[Excerpted from http://beta.asp.net/QUICKSTART/aspnet/doc/themes/themes.aspx#config]

Q. In your last segment, you showed us the technique for implementing a basic client call-back.  You then spoke of the Atlas toolkit and that it would make the same techniques even easier by providing a library of common script for us to use.  Where can I learn more and download Atlas?
A. Follow this link to get your hands on Atlas.

Q. You stumbled upon a "policy" file during the event - what are policy files and what do they mean to me?
A. Here is an article that will give you insight into Understanding policy files in Visual Studio 2005.  I must caution you that this topic is fairly deep and not suited for the light-hearted.

Q. The SQLCacheDependency is great for Microsoft SQL Server, but what about other databases?
A. ASP.NET 2.0 has opened the System.Web.Caching.CacheDependency class for derivation, enabling anyone to write their own implementation of a cache dependency.
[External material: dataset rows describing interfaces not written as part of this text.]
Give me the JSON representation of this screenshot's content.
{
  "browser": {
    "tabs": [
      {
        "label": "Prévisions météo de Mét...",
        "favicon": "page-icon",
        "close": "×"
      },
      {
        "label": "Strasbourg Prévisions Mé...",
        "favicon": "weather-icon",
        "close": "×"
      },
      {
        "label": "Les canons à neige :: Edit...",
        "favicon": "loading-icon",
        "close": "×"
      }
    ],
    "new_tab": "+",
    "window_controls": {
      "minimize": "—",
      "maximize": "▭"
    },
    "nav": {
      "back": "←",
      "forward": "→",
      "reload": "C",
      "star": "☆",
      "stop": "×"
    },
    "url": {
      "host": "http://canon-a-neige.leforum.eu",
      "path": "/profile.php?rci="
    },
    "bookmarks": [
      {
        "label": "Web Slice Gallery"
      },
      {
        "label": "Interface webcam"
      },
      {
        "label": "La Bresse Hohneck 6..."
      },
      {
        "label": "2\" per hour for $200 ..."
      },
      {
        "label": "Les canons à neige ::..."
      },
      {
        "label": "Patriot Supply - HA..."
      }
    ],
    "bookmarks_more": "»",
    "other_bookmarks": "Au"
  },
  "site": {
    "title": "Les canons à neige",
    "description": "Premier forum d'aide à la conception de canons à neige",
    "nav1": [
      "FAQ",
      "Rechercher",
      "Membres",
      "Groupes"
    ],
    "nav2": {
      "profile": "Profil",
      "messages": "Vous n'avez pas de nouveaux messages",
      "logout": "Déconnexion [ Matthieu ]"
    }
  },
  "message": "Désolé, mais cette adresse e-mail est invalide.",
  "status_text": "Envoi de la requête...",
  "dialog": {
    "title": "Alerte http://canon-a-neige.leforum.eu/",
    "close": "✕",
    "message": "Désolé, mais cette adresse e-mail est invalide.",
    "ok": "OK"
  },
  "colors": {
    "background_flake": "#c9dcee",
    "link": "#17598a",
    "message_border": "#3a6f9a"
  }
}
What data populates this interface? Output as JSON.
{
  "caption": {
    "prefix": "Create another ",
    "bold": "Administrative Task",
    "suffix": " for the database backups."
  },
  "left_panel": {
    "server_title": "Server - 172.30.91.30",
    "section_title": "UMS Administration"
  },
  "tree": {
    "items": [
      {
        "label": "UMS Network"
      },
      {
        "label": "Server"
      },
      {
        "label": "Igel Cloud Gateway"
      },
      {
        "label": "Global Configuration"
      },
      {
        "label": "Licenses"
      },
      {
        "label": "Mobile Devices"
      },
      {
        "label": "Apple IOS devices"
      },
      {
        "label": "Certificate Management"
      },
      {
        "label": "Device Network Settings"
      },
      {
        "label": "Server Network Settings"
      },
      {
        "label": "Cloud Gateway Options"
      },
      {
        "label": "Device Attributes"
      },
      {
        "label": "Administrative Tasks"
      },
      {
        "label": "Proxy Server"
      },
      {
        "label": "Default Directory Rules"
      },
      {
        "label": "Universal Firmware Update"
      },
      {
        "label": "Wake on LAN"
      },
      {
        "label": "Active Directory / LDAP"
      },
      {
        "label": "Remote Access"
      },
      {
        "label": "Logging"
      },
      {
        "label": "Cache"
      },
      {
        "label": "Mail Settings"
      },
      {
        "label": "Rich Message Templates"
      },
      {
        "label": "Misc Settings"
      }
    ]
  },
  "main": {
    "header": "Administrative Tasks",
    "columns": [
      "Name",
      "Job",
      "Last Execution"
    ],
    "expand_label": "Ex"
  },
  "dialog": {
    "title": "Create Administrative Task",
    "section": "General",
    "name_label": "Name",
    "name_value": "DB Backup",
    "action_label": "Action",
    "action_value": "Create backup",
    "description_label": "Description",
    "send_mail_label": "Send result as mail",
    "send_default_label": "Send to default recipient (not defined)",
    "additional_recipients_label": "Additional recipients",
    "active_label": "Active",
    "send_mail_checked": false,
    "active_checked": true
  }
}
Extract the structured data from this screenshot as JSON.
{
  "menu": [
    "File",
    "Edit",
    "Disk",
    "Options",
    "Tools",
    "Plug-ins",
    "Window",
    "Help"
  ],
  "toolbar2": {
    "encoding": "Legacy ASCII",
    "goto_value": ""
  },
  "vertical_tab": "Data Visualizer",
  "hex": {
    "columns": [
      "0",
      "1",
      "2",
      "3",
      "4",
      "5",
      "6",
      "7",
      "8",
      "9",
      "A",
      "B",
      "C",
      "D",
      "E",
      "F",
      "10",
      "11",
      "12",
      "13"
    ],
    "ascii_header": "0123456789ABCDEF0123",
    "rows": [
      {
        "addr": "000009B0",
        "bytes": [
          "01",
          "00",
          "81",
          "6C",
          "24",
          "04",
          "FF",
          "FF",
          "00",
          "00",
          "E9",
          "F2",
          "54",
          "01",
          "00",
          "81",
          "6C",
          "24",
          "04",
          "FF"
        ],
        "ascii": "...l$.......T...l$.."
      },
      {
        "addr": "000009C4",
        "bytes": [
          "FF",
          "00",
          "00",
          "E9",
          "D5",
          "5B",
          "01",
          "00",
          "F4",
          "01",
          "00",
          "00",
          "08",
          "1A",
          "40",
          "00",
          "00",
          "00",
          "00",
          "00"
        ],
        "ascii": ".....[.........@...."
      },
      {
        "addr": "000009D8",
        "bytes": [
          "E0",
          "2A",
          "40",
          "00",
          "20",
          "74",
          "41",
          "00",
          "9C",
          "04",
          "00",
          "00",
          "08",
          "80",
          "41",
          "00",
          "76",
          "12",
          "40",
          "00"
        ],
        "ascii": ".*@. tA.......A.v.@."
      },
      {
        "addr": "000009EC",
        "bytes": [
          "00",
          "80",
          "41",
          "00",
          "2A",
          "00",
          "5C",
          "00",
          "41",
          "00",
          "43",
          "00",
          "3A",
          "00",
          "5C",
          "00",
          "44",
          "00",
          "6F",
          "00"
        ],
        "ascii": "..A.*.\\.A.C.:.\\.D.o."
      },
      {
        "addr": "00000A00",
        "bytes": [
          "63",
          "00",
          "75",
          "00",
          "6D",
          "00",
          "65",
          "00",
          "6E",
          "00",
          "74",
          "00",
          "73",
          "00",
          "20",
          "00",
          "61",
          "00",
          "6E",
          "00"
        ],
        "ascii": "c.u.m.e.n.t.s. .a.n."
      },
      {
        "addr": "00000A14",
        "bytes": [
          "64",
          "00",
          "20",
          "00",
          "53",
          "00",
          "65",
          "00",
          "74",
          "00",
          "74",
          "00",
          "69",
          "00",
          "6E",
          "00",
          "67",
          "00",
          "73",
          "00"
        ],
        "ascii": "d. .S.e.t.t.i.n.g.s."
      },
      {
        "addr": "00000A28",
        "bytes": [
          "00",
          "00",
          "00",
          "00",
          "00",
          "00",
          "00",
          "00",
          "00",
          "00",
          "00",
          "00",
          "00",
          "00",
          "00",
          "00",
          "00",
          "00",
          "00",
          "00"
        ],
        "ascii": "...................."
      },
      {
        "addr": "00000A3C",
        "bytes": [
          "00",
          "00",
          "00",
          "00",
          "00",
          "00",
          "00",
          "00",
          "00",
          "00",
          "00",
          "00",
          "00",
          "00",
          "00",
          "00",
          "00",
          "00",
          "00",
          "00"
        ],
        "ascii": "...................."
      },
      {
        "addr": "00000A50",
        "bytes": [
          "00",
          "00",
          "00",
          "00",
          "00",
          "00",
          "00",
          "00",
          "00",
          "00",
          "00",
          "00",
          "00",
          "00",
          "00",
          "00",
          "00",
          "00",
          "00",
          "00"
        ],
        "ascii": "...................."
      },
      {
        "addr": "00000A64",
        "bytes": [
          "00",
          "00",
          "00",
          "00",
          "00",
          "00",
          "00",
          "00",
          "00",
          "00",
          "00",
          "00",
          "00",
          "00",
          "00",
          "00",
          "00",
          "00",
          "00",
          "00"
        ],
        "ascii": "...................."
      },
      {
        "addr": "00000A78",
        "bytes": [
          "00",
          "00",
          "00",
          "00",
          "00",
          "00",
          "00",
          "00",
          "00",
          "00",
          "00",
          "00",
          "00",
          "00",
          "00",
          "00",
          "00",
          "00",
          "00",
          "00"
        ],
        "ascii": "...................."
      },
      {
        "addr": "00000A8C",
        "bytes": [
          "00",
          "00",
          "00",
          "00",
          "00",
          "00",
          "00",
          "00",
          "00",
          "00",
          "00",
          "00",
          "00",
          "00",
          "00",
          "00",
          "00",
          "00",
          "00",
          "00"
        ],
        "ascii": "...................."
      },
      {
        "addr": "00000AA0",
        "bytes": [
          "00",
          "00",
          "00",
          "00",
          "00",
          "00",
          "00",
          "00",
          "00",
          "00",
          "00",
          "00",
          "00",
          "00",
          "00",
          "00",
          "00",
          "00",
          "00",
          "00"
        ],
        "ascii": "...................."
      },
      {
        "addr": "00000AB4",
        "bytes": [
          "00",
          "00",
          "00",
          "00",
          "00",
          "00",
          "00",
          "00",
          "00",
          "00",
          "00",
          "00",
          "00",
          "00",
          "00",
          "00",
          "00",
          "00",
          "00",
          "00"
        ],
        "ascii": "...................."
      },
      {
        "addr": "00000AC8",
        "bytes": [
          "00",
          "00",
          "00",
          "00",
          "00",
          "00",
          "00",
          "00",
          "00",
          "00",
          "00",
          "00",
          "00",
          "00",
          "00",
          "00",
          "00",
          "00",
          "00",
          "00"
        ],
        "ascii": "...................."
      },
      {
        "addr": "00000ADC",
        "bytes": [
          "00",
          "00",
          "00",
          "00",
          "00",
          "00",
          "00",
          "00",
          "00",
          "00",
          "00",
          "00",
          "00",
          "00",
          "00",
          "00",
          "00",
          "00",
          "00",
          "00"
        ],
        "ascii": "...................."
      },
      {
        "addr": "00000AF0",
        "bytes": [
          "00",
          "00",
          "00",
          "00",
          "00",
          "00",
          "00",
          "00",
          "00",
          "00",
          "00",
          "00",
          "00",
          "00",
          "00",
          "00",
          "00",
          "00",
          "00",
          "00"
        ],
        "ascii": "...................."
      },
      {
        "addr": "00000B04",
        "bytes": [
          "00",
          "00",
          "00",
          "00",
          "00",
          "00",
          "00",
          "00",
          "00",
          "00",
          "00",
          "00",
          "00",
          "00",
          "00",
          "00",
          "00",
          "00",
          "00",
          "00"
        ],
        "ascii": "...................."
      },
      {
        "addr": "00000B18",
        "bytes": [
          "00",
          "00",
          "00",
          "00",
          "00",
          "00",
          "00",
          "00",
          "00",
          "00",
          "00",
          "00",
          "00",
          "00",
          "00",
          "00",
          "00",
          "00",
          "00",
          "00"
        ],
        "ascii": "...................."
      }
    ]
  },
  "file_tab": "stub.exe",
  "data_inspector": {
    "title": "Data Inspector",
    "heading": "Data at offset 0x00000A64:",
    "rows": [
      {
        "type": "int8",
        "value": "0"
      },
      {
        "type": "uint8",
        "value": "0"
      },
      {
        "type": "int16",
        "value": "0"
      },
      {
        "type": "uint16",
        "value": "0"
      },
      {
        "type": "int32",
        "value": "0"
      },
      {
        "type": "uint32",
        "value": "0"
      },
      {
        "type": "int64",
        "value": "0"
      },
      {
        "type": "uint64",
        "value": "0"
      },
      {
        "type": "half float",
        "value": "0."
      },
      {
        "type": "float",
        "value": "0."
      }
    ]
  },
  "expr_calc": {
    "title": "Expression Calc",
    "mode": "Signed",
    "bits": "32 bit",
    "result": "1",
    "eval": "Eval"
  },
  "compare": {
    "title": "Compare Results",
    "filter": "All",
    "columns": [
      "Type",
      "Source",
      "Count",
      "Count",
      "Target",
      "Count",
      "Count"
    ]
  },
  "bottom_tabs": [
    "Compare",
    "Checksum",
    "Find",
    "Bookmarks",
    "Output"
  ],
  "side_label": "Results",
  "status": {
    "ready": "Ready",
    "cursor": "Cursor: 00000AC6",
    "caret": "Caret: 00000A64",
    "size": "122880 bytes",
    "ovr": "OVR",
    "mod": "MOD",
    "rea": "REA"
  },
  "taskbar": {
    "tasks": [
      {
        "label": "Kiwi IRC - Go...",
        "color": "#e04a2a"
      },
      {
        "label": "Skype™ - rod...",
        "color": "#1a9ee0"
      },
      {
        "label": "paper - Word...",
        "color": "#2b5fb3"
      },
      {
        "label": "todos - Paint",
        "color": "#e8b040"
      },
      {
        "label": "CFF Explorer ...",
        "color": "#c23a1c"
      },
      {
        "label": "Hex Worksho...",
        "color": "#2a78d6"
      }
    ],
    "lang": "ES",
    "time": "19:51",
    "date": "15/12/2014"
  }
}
By developing your own cache dependency, you can take advantage of the cache invalidation mechanism to keep the cached content current with the data that was used to construct it. This is a more efficient and reliable way to ensure data validity, and enable cache synchronization across web farms then using frequent expiration.
[Excerpted from http://beta.asp.net/QUICKSTART/aspnet/doc/caching/data.aspx]

Q. Does the Menu control work on browsers that either do not support javascript or have it disabled?
A. To accomplish the pop-out behavior the Menu control relies on javascript, on downlevel browsers the Menu renders using secondary navigation to enable accessing child menu items.
[Excerpted from http://beta.asp.net/QUICKSTART/aspnet/doc/ctrlref/navigation/menu.aspx]

Q. When you set up the client call-back with the javascript, you did a strange thing, parameterizing and then formatting your javascript - why?
A. This actually answers a question I received earlier in the week, around accomodating dynamic detection of control IDs in Content controls, when working with master pages.  I went back and reran the demo in debug mode, within the scope of a master page/content page model.  I confirmed that the reason for parameterizing the script on the fly is to ensure that the correct control ID is utilized - since the runtime appends a value to the control ID of any control located within a Content control, we have ensured that our javascript will properly discover and utilize our controls on the client.